### What the exercise asks
A single number is required: how many lines in the entries hold the word "switch".
▽
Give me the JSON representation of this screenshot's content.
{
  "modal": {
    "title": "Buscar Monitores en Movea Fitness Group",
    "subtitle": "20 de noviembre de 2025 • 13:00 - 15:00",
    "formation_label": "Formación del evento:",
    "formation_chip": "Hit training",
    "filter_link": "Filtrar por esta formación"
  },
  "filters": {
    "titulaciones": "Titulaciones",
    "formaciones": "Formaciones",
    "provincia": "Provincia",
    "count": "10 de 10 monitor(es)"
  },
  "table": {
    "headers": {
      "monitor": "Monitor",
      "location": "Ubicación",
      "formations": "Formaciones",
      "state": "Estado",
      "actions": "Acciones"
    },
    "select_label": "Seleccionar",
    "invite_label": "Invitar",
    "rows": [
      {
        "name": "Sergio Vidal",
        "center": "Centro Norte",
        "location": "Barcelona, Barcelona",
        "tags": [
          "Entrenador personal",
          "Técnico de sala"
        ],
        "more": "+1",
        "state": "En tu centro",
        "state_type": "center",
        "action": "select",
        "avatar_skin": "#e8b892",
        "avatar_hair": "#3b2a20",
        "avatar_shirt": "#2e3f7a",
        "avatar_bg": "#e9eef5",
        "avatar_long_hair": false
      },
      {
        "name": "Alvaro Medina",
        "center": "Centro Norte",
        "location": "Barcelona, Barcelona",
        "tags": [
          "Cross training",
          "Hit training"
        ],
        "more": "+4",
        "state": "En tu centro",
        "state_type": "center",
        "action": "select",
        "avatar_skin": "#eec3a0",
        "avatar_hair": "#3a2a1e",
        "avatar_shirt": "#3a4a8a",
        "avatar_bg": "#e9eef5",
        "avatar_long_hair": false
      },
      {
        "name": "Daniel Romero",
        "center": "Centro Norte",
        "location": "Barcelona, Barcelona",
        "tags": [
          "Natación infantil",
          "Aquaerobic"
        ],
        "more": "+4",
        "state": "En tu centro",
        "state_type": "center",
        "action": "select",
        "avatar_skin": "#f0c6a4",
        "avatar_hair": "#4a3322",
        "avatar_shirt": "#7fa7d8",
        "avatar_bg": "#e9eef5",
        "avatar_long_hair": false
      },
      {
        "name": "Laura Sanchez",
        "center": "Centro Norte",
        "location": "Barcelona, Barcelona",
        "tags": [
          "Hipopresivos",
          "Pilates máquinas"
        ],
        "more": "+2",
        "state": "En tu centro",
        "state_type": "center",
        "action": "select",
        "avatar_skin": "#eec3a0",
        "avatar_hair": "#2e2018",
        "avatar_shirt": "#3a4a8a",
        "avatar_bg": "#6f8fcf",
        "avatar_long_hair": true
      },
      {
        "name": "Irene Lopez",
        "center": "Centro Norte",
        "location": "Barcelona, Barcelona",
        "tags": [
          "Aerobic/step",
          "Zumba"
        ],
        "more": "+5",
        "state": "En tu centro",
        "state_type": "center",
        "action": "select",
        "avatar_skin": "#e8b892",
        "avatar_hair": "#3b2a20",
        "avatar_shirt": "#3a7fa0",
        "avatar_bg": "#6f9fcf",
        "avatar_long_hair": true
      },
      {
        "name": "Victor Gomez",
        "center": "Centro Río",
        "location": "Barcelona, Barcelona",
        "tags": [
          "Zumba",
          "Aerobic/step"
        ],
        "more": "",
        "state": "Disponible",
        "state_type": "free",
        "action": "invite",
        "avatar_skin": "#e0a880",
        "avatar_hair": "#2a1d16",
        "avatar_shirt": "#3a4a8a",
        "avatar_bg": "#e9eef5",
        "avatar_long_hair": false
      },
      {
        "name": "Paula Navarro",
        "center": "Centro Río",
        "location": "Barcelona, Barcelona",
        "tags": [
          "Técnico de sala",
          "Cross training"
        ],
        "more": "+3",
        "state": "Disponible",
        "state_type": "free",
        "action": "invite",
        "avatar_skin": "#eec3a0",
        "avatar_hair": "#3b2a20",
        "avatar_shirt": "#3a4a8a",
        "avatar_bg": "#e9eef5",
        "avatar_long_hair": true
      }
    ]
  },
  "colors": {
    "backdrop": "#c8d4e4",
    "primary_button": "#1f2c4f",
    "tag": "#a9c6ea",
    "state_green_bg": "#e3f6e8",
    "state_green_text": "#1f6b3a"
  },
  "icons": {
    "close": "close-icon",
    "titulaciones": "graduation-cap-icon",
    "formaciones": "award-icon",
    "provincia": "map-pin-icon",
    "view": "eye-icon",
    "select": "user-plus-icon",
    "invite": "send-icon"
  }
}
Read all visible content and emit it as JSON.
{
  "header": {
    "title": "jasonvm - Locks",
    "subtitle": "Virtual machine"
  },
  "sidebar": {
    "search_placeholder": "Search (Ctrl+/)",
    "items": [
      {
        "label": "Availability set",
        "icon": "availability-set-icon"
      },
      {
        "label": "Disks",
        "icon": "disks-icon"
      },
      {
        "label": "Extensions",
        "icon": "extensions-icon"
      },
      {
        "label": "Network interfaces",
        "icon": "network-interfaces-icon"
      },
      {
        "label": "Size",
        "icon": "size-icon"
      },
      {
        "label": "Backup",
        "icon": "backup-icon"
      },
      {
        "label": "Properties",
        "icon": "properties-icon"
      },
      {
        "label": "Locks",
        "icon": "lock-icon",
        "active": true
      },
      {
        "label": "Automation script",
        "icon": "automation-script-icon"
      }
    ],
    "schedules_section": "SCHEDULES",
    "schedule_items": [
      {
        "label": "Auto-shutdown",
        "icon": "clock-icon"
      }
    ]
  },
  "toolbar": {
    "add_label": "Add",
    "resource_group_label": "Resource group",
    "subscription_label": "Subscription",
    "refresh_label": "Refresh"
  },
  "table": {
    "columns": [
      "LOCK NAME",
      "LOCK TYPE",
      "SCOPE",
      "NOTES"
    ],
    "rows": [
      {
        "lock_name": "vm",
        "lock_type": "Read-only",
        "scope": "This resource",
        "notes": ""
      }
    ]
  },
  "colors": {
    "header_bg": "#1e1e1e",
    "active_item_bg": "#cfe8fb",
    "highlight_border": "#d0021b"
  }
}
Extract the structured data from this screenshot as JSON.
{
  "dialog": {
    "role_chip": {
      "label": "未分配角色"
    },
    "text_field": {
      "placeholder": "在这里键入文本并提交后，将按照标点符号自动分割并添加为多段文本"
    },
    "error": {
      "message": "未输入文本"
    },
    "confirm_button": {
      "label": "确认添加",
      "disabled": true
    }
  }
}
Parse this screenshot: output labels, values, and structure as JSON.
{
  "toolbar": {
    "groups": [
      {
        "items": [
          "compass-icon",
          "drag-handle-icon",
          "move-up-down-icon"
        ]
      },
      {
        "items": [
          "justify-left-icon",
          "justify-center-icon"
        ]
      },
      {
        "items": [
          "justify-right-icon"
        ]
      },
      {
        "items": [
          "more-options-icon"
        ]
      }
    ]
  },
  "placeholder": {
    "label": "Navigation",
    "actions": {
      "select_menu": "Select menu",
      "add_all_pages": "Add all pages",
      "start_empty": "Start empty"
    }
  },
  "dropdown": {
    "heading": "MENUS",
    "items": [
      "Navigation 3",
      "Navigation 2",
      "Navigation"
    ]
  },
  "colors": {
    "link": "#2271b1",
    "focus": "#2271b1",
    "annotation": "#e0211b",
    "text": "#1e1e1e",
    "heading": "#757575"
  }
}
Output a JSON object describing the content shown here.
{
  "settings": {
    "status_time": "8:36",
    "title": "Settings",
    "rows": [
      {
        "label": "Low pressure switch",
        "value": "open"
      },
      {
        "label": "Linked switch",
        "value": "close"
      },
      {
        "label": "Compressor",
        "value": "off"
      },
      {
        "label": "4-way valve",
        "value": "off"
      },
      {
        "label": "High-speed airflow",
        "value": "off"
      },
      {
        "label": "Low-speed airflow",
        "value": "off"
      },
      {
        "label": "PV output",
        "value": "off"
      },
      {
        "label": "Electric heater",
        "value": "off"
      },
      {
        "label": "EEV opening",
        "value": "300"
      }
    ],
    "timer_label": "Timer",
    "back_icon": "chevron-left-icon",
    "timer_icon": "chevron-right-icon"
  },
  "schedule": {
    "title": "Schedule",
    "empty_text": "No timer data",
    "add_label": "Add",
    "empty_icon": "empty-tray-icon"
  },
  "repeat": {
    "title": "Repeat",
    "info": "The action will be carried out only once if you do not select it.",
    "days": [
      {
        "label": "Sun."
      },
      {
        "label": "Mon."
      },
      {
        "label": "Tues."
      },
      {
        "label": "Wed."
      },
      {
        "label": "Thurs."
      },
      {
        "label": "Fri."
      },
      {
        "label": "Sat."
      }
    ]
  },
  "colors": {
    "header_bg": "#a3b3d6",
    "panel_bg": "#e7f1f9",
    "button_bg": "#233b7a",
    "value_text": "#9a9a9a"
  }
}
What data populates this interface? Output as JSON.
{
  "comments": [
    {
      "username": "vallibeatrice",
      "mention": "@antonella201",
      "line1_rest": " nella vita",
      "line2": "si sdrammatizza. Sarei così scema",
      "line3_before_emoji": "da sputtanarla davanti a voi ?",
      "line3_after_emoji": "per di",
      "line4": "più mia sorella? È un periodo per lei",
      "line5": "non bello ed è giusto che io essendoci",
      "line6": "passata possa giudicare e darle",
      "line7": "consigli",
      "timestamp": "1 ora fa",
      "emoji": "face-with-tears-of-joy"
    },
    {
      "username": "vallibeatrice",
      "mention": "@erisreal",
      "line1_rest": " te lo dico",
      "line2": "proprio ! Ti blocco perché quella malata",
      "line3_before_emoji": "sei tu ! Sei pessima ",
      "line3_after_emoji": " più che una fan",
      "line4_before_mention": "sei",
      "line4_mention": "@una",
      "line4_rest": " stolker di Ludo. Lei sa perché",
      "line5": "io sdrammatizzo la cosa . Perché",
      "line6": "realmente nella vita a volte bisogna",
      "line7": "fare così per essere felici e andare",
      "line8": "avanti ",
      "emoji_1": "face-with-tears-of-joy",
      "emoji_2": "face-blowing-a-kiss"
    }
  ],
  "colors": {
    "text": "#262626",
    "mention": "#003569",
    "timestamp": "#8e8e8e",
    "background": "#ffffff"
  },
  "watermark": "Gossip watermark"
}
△
### Your response
2